3M, a global manufacturer for the automotive, health care and other industries, is not currently mandating a return to the office. According to one Detroit-based 3M manager, the company is concerned about staff retention at a time when the company has many open positions.

As COVID has inspired some workers to retire early or switch careers, the job market definitely is a welcoming one for prospective employees and challenging for employers.

At Covington and Burling LLP, a multi-national law firm with 12 offices, employees could work remotely throughout the pandemic, although they were permitted onsite to access files or equipment. Now, Covington expects employees to work three days a week in its Washington, D.C. office, but there is variation among teams and the office is still sparsely populated.

While employer policies may now require on-site work, enforcement seems variable. And this may be partly because remote work has been effective. If the work gets done, why dictate the location?

Remote work using technology such as Zoom, Microsoft Teams and video conferencing facilitates communication and collaboration. However, human resources and other executives agree that these tools can become tedious and do not substitute for the interpersonal contact that many individuals seek.

While it might seem that employees would work less from home — tempted by such distractions as children, household chores and opportunities to relax — human resources and other executives say this is not the case. In fact, some employees tend to work more when they are remote — perhaps because there is no clear line separating work from home. The computer is there 24/7.

“There is one Zoom after another — death by meeting,” Hohauser said.

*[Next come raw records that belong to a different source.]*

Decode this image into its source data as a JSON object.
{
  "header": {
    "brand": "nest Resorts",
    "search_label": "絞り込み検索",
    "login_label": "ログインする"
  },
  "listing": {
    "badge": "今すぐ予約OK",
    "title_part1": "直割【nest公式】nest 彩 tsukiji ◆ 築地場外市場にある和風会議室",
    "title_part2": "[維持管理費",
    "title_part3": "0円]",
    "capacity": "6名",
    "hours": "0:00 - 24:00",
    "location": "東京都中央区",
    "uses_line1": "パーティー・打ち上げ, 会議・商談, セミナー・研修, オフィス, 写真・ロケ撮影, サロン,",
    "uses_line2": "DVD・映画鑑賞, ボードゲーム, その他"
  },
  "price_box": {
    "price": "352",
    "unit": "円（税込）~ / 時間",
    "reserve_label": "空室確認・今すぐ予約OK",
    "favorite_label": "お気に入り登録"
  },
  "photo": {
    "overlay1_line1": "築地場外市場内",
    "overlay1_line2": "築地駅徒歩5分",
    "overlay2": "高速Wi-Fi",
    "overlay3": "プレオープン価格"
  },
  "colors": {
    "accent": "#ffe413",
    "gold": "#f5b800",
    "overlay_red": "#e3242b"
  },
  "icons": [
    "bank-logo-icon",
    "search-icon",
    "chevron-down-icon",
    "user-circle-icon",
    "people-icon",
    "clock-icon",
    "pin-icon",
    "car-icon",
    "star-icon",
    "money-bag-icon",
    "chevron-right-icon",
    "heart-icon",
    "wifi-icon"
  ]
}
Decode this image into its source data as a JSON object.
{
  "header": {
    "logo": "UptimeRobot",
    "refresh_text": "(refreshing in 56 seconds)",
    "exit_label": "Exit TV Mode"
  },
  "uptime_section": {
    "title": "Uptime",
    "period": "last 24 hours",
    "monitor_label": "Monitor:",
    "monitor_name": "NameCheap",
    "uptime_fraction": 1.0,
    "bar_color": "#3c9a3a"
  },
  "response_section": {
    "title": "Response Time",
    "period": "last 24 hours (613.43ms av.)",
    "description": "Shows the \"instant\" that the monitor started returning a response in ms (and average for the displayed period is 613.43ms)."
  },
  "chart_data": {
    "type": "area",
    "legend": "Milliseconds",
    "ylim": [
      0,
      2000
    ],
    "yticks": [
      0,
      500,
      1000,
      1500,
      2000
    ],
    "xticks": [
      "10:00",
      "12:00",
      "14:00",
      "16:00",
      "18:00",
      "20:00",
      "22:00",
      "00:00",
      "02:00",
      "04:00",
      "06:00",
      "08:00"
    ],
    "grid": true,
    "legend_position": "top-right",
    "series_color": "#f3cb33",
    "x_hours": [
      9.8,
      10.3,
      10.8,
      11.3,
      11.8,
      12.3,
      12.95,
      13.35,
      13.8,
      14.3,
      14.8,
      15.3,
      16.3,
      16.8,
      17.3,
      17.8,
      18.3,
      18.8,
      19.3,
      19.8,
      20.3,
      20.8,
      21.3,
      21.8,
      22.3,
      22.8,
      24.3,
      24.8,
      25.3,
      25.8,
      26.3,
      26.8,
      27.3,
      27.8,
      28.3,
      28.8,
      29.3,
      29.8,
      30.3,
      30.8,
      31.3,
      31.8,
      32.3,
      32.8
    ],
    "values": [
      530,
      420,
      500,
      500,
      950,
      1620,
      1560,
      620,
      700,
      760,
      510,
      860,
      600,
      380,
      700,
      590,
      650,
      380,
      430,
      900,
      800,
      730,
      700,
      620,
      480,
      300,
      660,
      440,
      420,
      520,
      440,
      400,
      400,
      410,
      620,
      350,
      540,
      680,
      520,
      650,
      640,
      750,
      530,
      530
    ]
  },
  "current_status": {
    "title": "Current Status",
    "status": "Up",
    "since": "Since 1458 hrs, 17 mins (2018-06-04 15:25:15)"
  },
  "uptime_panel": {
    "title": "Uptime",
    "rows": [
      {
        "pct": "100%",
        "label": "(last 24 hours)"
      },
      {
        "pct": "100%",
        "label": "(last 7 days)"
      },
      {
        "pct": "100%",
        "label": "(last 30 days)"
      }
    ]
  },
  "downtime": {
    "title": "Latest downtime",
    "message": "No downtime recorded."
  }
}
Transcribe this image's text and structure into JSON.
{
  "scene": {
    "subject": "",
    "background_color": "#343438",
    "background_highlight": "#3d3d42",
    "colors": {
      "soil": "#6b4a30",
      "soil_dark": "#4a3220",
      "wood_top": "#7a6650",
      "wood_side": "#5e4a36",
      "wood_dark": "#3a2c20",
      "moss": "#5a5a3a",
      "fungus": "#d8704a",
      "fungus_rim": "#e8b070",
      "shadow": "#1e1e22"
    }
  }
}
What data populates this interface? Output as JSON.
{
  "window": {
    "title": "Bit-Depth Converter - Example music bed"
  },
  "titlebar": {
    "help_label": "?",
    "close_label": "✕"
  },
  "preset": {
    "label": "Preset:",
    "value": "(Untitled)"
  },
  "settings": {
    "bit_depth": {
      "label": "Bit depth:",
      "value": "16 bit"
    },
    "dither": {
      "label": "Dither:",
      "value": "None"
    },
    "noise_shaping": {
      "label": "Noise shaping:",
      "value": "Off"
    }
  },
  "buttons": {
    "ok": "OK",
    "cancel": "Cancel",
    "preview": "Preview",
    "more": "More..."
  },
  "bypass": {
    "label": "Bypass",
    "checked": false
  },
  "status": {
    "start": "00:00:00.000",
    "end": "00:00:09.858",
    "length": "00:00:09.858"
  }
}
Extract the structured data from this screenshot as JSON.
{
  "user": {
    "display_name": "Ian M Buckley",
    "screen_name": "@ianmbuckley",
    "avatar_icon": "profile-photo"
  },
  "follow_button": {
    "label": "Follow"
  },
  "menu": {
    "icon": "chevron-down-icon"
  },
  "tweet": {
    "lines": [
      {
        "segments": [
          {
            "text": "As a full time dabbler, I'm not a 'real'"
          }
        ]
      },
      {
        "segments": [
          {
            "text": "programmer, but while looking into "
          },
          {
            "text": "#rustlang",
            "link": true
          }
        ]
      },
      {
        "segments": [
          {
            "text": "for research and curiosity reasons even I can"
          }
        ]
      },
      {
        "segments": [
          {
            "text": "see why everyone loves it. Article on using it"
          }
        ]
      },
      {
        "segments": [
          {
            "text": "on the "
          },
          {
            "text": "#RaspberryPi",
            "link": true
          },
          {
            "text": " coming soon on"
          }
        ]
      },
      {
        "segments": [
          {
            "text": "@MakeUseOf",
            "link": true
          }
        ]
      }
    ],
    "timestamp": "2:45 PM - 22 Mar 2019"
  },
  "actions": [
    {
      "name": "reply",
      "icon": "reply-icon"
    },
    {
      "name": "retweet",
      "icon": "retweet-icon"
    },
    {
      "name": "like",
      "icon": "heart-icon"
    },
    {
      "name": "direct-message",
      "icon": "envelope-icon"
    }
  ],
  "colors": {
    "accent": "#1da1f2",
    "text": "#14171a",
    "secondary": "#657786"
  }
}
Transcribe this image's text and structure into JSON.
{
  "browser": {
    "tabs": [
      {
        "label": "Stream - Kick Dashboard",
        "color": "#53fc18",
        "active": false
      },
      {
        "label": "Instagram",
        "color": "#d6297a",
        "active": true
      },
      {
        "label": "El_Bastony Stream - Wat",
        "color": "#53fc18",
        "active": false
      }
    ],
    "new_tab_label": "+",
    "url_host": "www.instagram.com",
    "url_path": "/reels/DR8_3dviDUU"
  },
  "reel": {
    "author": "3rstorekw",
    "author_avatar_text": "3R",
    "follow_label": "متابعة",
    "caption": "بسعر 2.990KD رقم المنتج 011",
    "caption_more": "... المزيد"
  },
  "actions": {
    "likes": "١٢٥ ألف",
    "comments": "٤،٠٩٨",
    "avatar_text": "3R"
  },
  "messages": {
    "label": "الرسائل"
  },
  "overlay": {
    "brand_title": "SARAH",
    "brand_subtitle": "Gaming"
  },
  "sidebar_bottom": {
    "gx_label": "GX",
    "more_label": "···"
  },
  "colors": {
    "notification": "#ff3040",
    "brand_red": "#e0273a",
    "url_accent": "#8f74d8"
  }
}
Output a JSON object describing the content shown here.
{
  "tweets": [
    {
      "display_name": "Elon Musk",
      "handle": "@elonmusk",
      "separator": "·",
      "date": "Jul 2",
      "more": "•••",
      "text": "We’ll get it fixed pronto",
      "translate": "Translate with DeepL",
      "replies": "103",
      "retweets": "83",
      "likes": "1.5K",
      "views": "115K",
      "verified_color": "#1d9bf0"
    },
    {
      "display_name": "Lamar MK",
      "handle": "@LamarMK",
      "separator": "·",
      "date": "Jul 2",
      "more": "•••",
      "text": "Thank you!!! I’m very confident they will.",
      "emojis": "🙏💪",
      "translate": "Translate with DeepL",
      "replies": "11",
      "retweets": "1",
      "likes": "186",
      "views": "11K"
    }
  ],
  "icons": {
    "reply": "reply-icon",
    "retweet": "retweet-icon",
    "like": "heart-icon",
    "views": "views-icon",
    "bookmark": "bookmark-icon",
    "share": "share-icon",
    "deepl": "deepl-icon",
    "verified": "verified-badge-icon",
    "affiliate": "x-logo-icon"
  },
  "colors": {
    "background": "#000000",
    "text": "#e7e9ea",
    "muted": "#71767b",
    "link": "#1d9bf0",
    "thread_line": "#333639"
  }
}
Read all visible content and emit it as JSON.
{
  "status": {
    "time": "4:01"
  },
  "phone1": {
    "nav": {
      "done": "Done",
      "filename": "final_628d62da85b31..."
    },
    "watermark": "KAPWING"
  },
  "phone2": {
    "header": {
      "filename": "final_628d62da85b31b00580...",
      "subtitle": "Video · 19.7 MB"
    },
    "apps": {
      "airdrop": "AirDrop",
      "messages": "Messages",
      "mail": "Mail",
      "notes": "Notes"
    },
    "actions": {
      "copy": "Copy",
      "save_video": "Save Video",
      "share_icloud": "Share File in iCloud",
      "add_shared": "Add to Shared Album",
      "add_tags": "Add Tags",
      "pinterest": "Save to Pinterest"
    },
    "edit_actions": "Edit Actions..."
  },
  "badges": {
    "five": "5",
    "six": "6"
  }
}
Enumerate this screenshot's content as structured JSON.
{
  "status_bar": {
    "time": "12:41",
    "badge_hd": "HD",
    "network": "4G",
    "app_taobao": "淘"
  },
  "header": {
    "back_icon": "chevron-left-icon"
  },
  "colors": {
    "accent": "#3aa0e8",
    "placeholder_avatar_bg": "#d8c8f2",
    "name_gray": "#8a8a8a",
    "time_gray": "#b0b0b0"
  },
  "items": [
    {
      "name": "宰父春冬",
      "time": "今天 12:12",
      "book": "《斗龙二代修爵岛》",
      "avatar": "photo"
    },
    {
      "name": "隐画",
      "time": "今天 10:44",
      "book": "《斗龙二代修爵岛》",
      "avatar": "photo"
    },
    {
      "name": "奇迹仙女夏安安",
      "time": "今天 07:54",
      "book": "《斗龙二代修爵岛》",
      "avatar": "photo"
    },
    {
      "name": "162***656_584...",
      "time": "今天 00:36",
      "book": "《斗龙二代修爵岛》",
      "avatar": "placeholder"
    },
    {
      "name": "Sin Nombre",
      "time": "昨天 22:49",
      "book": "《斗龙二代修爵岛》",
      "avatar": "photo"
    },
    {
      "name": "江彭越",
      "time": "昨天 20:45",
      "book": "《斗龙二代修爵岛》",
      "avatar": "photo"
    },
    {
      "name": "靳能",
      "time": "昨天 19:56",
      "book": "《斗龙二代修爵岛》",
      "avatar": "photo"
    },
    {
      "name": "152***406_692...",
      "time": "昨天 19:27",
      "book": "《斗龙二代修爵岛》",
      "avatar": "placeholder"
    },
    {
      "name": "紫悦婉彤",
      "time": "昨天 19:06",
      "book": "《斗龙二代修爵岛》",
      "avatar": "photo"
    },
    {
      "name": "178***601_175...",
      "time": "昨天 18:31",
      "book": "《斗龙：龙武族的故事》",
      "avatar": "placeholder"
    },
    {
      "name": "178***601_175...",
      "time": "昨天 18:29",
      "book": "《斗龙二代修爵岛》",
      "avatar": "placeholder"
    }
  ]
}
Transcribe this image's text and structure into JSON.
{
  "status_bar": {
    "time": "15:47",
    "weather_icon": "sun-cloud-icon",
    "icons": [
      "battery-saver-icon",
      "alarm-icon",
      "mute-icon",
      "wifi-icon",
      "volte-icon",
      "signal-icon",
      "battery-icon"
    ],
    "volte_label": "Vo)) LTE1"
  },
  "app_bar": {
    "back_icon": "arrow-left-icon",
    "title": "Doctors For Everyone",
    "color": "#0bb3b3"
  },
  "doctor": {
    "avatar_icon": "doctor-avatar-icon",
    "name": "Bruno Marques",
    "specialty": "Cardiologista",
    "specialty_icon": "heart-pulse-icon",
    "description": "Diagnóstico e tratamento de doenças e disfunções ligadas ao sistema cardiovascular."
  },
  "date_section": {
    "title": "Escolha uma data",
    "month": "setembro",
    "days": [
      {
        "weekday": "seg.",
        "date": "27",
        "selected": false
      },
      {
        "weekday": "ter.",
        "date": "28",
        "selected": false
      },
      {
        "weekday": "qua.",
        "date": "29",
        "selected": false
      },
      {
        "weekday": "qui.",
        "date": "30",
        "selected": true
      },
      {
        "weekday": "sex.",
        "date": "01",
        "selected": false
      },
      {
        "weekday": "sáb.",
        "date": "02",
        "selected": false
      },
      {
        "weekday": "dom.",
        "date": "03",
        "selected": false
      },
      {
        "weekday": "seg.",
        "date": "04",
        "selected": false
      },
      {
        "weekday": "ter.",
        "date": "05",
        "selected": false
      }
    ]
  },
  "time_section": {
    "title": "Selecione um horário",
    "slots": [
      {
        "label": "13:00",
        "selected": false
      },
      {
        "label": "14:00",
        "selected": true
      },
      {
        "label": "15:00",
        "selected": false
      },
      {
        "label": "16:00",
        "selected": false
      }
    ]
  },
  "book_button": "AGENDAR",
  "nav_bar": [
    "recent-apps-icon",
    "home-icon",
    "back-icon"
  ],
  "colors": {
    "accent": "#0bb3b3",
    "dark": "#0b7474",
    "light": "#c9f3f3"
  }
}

Lowisz says that research has shown that people are actually working more from home. “It is difficult without a clear delineation between work and home,” he says. “Leaders have to have a better connection with their employees. Remote work exaggerates problems that were already there. Some people can work well by themselves, but may still crave some attention.”

Hagle points out that “You don’t get to know people at home. You ping them through Teams, rather than going up to them — it’s not spontaneous.” Premer says that remote work is very challenging for managers and that Consumers Credit Union is providing training to help them during the transition back to onsite work.

For some employers, remote work may lead to an eventual reduction in office space and office equipment, but that doesn’t seem to be universal. Hagle says that Stefanini isn’t reducing its office space, in part due to leases.

“We still see a value to having spaces,” she said. “Some people really want to come in.”